>>>>>

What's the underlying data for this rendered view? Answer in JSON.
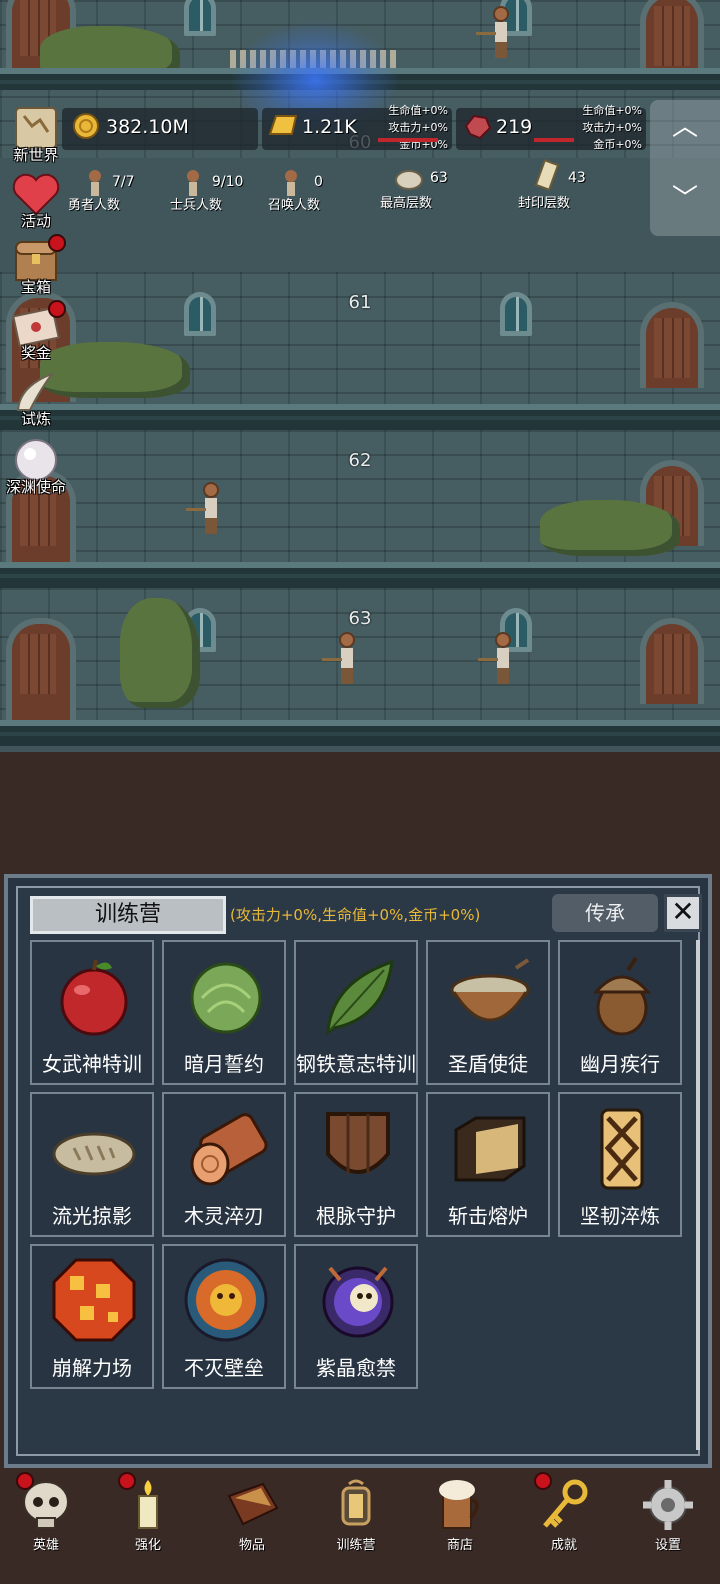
{
  "floors": [
    {
      "number": "60"
    },
    {
      "number": "61"
    },
    {
      "number": "62"
    },
    {
      "number": "63"
    }
  ],
  "sidebar": {
    "items": [
      {
        "label": "新世界",
        "icon": "map-icon",
        "badge": false
      },
      {
        "label": "活动",
        "icon": "heart-icon",
        "badge": false
      },
      {
        "label": "宝箱",
        "icon": "chest-icon",
        "badge": true
      },
      {
        "label": "奖金",
        "icon": "envelope-icon",
        "badge": true
      },
      {
        "label": "试炼",
        "icon": "horn-icon",
        "badge": false
      },
      {
        "label": "深渊使命",
        "icon": "pearl-icon",
        "badge": false
      }
    ]
  },
  "resources": {
    "gold": "382.10M",
    "gold_bar": "1.21K",
    "gem": "219",
    "buffs_left": [
      "生命值+0%",
      "攻击力+0%",
      "金币+0%"
    ],
    "buffs_right": [
      "生命值+0%",
      "攻击力+0%",
      "金币+0%"
    ]
  },
  "stats": {
    "heroes": {
      "value": "7/7",
      "label": "勇者人数"
    },
    "soldiers": {
      "value": "9/10",
      "label": "士兵人数"
    },
    "summons": {
      "value": "0",
      "label": "召唤人数"
    },
    "max_floor": {
      "value": "63",
      "label": "最高层数"
    },
    "sealed_floor": {
      "value": "43",
      "label": "封印层数"
    }
  },
  "panel": {
    "title": "训练营",
    "bonus": "(攻击力+0%,生命值+0%,金币+0%)",
    "inherit_label": "传承",
    "close_icon": "close-icon",
    "items": [
      {
        "name": "女武神特训",
        "icon": "apple-icon"
      },
      {
        "name": "暗月誓约",
        "icon": "cabbage-icon"
      },
      {
        "name": "钢铁意志特训",
        "icon": "leaf-icon"
      },
      {
        "name": "圣盾使徒",
        "icon": "bowl-icon"
      },
      {
        "name": "幽月疾行",
        "icon": "acorn-icon"
      },
      {
        "name": "流光掠影",
        "icon": "bread-icon"
      },
      {
        "name": "木灵淬刃",
        "icon": "log-icon"
      },
      {
        "name": "根脉守护",
        "icon": "wood-shield-icon"
      },
      {
        "name": "斩击熔炉",
        "icon": "cube-icon"
      },
      {
        "name": "坚韧淬炼",
        "icon": "board-shield-icon"
      },
      {
        "name": "崩解力场",
        "icon": "lava-orb-icon"
      },
      {
        "name": "不灭壁垒",
        "icon": "sun-shield-icon"
      },
      {
        "name": "紫晶愈禁",
        "icon": "crystal-skull-icon"
      }
    ]
  },
  "nav": {
    "items": [
      {
        "label": "英雄",
        "icon": "skull-icon",
        "badge": true
      },
      {
        "label": "强化",
        "icon": "candle-icon",
        "badge": true
      },
      {
        "label": "物品",
        "icon": "book-icon",
        "badge": false
      },
      {
        "label": "训练营",
        "icon": "lantern-icon",
        "badge": false
      },
      {
        "label": "商店",
        "icon": "mug-icon",
        "badge": false
      },
      {
        "label": "成就",
        "icon": "key-icon",
        "badge": true
      },
      {
        "label": "设置",
        "icon": "gear-icon",
        "badge": false
      }
    ]
  },
  "colors": {
    "panel_bg": "#283442",
    "bonus_text": "#e8b838",
    "badge_red": "#c8121c"
  }
}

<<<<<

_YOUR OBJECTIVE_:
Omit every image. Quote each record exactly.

_SOLVED PROBLEM_:
What's the underlying data for this rendered view? Answer in JSON.
{
  "floors": [
    {
      "number": "60"
    },
    {
      "number": "61"
    },
    {
      "number": "62"
    },
    {
      "number": "63"
    }
  ],
  "sidebar": {
    "items": [
      {
        "label": "新世界",
        "icon": "map-icon",
        "badge": false
      },
      {
        "label": "活动",
        "icon": "heart-icon",
        "badge": false
      },
      {
        "label": "宝箱",
        "icon": "chest-icon",
        "badge": true
      },
      {
        "label": "奖金",
        "icon": "envelope-icon",
        "badge": true
      },
      {
        "label": "试炼",
        "icon": "horn-icon",
        "badge": false
      },
      {
        "label": "深渊使命",
        "icon": "pearl-icon",
        "badge": false
      }
    ]
  },
  "resources": {
    "gold": "382.10M",
    "gold_bar": "1.21K",
    "gem": "219",
    "buffs_left": [
      "生命值+0%",
      "攻击力+0%",
      "金币+0%"
    ],
    "buffs_right": [
      "生命值+0%",
      "攻击力+0%",
      "金币+0%"
    ]
  },
  "stats": {
    "heroes": {
      "value": "7/7",
      "label": "勇者人数"
    },
    "soldiers": {
      "value": "9/10",
      "label": "士兵人数"
    },
    "summons": {
      "value": "0",
      "label": "召唤人数"
    },
    "max_floor": {
      "value": "63",
      "label": "最高层数"
    },
    "sealed_floor": {
      "value": "43",
      "label": "封印层数"
    }
  },
  "panel": {
    "title": "训练营",
    "bonus": "(攻击力+0%,生命值+0%,金币+0%)",
    "inherit_label": "传承",
    "close_icon": "close-icon",
    "items": [
      {
        "name": "女武神特训",
        "icon": "apple-icon"
      },
      {
        "name": "暗月誓约",
        "icon": "cabbage-icon"
      },
      {
        "name": "钢铁意志特训",
        "icon": "leaf-icon"
      },
      {
        "name": "圣盾使徒",
        "icon": "bowl-icon"
      },
      {
        "name": "幽月疾行",
        "icon": "acorn-icon"
      },
      {
        "name": "流光掠影",
        "icon": "bread-icon"
      },
      {
        "name": "木灵淬刃",
        "icon": "log-icon"
      },
      {
        "name": "根脉守护",
        "icon": "wood-shield-icon"
      },
      {
        "name": "斩击熔炉",
        "icon": "cube-icon"
      },
      {
        "name": "坚韧淬炼",
        "icon": "board-shield-icon"
      },
      {
        "name": "崩解力场",
        "icon": "lava-orb-icon"
      },
      {
        "name": "不灭壁垒",
        "icon": "sun-shield-icon"
      },
      {
        "name": "紫晶愈禁",
        "icon": "crystal-skull-icon"
      }
    ]
  },
  "nav": {
    "items": [
      {
        "label": "英雄",
        "icon": "skull-icon",
        "badge": true
      },
      {
        "label": "强化",
        "icon": "candle-icon",
        "badge": true
      },
      {
        "label": "物品",
        "icon": "book-icon",
        "badge": false
      },
      {
        "label": "训练营",
        "icon": "lantern-icon",
        "badge": false
      },
      {
        "label": "商店",
        "icon": "mug-icon",
        "badge": false
      },
      {
        "label": "成就",
        "icon": "key-icon",
        "badge": true
      },
      {
        "label": "设置",
        "icon": "gear-icon",
        "badge": false
      }
    ]
  },
  "colors": {
    "panel_bg": "#283442",
    "bonus_text": "#e8b838",
    "badge_red": "#c8121c"
  }
}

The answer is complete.